TEAM (Technology Enabled Mental Health for Young People), a four-year Innovation Training Network (ITN), is being funded by the EU’s Horizon 2020 programme under the Marie Sklodowska-Curie actions initiative.

The target of the network is to train a new generation of researchers who can help to deliver effective, affordable and accessible mental health services for young people. The network will also focus on the design, development and evaluation of new technology enabled mental health services.

TEAM, which brings together a multi-disciplinary network of mental health experts, computer scientists, designers and policy experts from five countries, (Austria, Denmark, Ireland, Spain and the UK) will provide a unique doctoral training and research platform for 15 PhD students.

Research suggests that 50 per cent of mental disorders emerge by 14 years of age. Untreated difficulties at a young age also triple the likelihood of further difficulties in later life.

The TEAM research programme is built around four key themes: assessment, prevention, treatment and policy. It aims to deliver new technologies that can support rapid, early and large-scale assessment, prevention and treatment of mental health difficulties in young people.

To help realise the potential of technology in this area, whilst also addressing the potential risks, TEAM will investigate policy directions and guidelines for technologies designed to support youth mental health.

“We are not going to address all of the challenges in youth mental health in just four years. But we do aim to train a new generation of researchers, with a unique combination of skills, who will be at the forefront of this challenge in the coming decades,” said Dr David Coyle, TEAM project co-ordinator and a researcher in human computer interaction at UCD’s School of Computer Science.

“Technology can play an important role in improving mental health services, but only if we get the details right. It was critical that TEAM had an appropriate balance of mental health experts, computer scientists and designers. Throughout the project we will work in close partnership with mental health services and with people with experiences of mental health difficulties,” added Coyle.

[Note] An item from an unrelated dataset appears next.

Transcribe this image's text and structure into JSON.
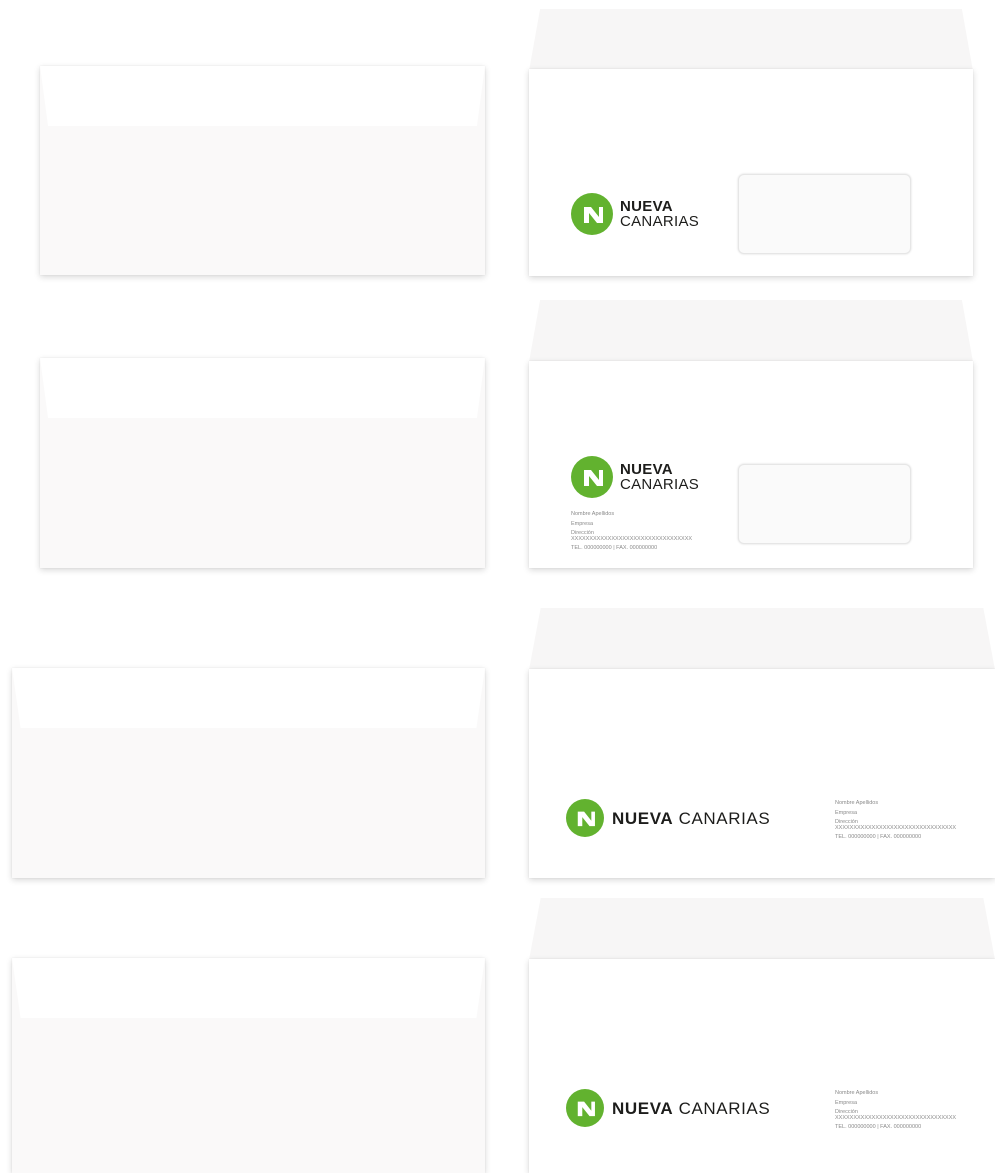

http://www.engineersjournal.ie/wp-content/uploads/2016/11/David-Coyle.jpghttp://www.engineersjournal.ie/wp-content/uploads/2016/11/David-Coyle.jpgDavid O'RiordanNewsEuropean Union,Horizon,research,UCD
University College Dublin (UCD) has been chosen to lead a €4 million research and training network focused on developing technologies to support the provision of mental health services for young people. TEAM (Technology Enabled Mental Health for Young People), a four-year Innovation Training Network (ITN), is being funded by the...